EXERCISE: Every entry must be given again exactly.
----
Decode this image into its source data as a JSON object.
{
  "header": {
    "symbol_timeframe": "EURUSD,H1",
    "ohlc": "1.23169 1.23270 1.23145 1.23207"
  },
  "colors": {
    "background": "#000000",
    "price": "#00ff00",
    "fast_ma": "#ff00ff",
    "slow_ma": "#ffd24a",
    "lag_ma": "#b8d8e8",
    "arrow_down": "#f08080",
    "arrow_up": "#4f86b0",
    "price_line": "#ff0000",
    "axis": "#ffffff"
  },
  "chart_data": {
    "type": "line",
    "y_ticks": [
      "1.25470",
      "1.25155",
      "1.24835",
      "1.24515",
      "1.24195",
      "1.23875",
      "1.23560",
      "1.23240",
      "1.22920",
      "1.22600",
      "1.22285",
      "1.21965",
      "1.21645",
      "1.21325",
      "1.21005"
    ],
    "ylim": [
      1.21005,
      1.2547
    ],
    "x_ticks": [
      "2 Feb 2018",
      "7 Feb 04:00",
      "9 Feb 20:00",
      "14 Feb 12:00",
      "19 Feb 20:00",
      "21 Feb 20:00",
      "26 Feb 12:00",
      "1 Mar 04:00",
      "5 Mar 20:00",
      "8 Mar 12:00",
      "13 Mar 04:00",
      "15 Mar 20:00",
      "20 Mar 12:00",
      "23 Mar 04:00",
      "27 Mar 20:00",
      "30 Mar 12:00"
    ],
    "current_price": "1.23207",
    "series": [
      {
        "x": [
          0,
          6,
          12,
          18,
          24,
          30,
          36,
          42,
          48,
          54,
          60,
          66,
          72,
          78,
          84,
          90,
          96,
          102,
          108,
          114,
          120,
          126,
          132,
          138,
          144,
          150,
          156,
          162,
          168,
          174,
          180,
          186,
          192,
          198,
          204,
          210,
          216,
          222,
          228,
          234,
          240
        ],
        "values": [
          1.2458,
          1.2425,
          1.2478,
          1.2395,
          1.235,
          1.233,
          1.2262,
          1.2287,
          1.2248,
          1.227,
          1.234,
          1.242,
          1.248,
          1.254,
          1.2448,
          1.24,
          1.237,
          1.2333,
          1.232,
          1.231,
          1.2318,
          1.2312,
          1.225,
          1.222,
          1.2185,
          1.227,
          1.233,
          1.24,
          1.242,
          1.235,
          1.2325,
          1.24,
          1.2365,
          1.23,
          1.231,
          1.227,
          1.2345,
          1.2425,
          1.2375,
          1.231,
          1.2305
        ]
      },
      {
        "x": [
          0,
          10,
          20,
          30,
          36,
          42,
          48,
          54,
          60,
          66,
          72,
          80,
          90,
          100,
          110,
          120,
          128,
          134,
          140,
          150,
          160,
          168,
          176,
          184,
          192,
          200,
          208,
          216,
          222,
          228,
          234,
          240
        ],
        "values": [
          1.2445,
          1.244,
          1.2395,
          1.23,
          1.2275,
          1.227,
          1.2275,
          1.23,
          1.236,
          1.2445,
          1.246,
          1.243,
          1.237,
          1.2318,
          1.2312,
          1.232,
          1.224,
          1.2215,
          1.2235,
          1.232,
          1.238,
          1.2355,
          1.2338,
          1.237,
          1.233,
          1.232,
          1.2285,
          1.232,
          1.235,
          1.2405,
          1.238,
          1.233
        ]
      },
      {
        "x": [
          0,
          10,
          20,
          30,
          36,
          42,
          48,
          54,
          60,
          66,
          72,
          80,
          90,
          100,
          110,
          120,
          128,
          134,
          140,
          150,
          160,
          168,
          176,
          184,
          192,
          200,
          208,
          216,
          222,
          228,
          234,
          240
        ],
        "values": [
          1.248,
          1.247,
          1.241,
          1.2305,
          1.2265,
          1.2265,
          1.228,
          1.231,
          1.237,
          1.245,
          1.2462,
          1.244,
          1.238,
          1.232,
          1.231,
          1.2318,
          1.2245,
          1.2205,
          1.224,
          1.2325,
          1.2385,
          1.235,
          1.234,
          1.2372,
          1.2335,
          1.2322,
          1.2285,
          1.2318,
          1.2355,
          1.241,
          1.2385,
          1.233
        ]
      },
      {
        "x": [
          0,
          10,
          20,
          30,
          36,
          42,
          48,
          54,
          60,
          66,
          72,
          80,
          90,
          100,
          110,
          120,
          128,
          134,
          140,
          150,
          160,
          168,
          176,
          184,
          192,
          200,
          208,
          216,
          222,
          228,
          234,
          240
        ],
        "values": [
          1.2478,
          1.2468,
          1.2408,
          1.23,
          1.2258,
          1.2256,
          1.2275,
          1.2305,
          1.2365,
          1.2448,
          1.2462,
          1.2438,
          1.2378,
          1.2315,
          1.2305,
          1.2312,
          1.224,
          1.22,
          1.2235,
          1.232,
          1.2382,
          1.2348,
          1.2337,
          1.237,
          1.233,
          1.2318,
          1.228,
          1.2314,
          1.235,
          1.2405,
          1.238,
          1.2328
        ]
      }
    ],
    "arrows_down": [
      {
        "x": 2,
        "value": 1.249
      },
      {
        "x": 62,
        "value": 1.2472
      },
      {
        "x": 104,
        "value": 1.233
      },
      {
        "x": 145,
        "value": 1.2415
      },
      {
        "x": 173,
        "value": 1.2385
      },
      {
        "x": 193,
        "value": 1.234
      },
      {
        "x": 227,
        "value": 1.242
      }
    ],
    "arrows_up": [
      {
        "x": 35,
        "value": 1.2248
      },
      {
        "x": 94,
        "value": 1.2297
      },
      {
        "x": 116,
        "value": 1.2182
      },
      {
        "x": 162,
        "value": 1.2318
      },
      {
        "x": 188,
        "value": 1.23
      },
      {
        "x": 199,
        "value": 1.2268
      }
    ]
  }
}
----
SOLUTION TO THE EXERCISE:
Decode this image into its source data as a JSON object.
{
  "header": {
    "symbol_timeframe": "EURUSD,H1",
    "ohlc": "1.23169 1.23270 1.23145 1.23207"
  },
  "colors": {
    "background": "#000000",
    "price": "#00ff00",
    "fast_ma": "#ff00ff",
    "slow_ma": "#ffd24a",
    "lag_ma": "#b8d8e8",
    "arrow_down": "#f08080",
    "arrow_up": "#4f86b0",
    "price_line": "#ff0000",
    "axis": "#ffffff"
  },
  "chart_data": {
    "type": "line",
    "y_ticks": [
      "1.25470",
      "1.25155",
      "1.24835",
      "1.24515",
      "1.24195",
      "1.23875",
      "1.23560",
      "1.23240",
      "1.22920",
      "1.22600",
      "1.22285",
      "1.21965",
      "1.21645",
      "1.21325",
      "1.21005"
    ],
    "ylim": [
      1.21005,
      1.2547
    ],
    "x_ticks": [
      "2 Feb 2018",
      "7 Feb 04:00",
      "9 Feb 20:00",
      "14 Feb 12:00",
      "19 Feb 20:00",
      "21 Feb 20:00",
      "26 Feb 12:00",
      "1 Mar 04:00",
      "5 Mar 20:00",
      "8 Mar 12:00",
      "13 Mar 04:00",
      "15 Mar 20:00",
      "20 Mar 12:00",
      "23 Mar 04:00",
      "27 Mar 20:00",
      "30 Mar 12:00"
    ],
    "current_price": "1.23207",
    "series": [
      {
        "x": [
          0,
          6,
          12,
          18,
          24,
          30,
          36,
          42,
          48,
          54,
          60,
          66,
          72,
          78,
          84,
          90,
          96,
          102,
          108,
          114,
          120,
          126,
          132,
          138,
          144,
          150,
          156,
          162,
          168,
          174,
          180,
          186,
          192,
          198,
          204,
          210,
          216,
          222,
          228,
          234,
          240
        ],
        "values": [
          1.2458,
          1.2425,
          1.2478,
          1.2395,
          1.235,
          1.233,
          1.2262,
          1.2287,
          1.2248,
          1.227,
          1.234,
          1.242,
          1.248,
          1.254,
          1.2448,
          1.24,
          1.237,
          1.2333,
          1.232,
          1.231,
          1.2318,
          1.2312,
          1.225,
          1.222,
          1.2185,
          1.227,
          1.233,
          1.24,
          1.242,
          1.235,
          1.2325,
          1.24,
          1.2365,
          1.23,
          1.231,
          1.227,
          1.2345,
          1.2425,
          1.2375,
          1.231,
          1.2305
        ]
      },
      {
        "x": [
          0,
          10,
          20,
          30,
          36,
          42,
          48,
          54,
          60,
          66,
          72,
          80,
          90,
          100,
          110,
          120,
          128,
          134,
          140,
          150,
          160,
          168,
          176,
          184,
          192,
          200,
          208,
          216,
          222,
          228,
          234,
          240
        ],
        "values": [
          1.2445,
          1.244,
          1.2395,
          1.23,
          1.2275,
          1.227,
          1.2275,
          1.23,
          1.236,
          1.2445,
          1.246,
          1.243,
          1.237,
          1.2318,
          1.2312,
          1.232,
          1.224,
          1.2215,
          1.2235,
          1.232,
          1.238,
          1.2355,
          1.2338,
          1.237,
          1.233,
          1.232,
          1.2285,
          1.232,
          1.235,
          1.2405,
          1.238,
          1.233
        ]
      },
      {
        "x": [
          0,
          10,
          20,
          30,
          36,
          42,
          48,
          54,
          60,
          66,
          72,
          80,
          90,
          100,
          110,
          120,
          128,
          134,
          140,
          150,
          160,
          168,
          176,
          184,
          192,
          200,
          208,
          216,
          222,
          228,
          234,
          240
        ],
        "values": [
          1.248,
          1.247,
          1.241,
          1.2305,
          1.2265,
          1.2265,
          1.228,
          1.231,
          1.237,
          1.245,
          1.2462,
          1.244,
          1.238,
          1.232,
          1.231,
          1.2318,
          1.2245,
          1.2205,
          1.224,
          1.2325,
          1.2385,
          1.235,
          1.234,
          1.2372,
          1.2335,
          1.2322,
          1.2285,
          1.2318,
          1.2355,
          1.241,
          1.2385,
          1.233
        ]
      },
      {
        "x": [
          0,
          10,
          20,
          30,
          36,
          42,
          48,
          54,
          60,
          66,
          72,
          80,
          90,
          100,
          110,
          120,
          128,
          134,
          140,
          150,
          160,
          168,
          176,
          184,
          192,
          200,
          208,
          216,
          222,
          228,
          234,
          240
        ],
        "values": [
          1.2478,
          1.2468,
          1.2408,
          1.23,
          1.2258,
          1.2256,
          1.2275,
          1.2305,
          1.2365,
          1.2448,
          1.2462,
          1.2438,
          1.2378,
          1.2315,
          1.2305,
          1.2312,
          1.224,
          1.22,
          1.2235,
          1.232,
          1.2382,
          1.2348,
          1.2337,
          1.237,
          1.233,
          1.2318,
          1.228,
          1.2314,
          1.235,
          1.2405,
          1.238,
          1.2328
        ]
      }
    ],
    "arrows_down": [
      {
        "x": 2,
        "value": 1.249
      },
      {
        "x": 62,
        "value": 1.2472
      },
      {
        "x": 104,
        "value": 1.233
      },
      {
        "x": 145,
        "value": 1.2415
      },
      {
        "x": 173,
        "value": 1.2385
      },
      {
        "x": 193,
        "value": 1.234
      },
      {
        "x": 227,
        "value": 1.242
      }
    ],
    "arrows_up": [
      {
        "x": 35,
        "value": 1.2248
      },
      {
        "x": 94,
        "value": 1.2297
      },
      {
        "x": 116,
        "value": 1.2182
      },
      {
        "x": 162,
        "value": 1.2318
      },
      {
        "x": 188,
        "value": 1.23
      },
      {
        "x": 199,
        "value": 1.2268
      }
    ]
  }
}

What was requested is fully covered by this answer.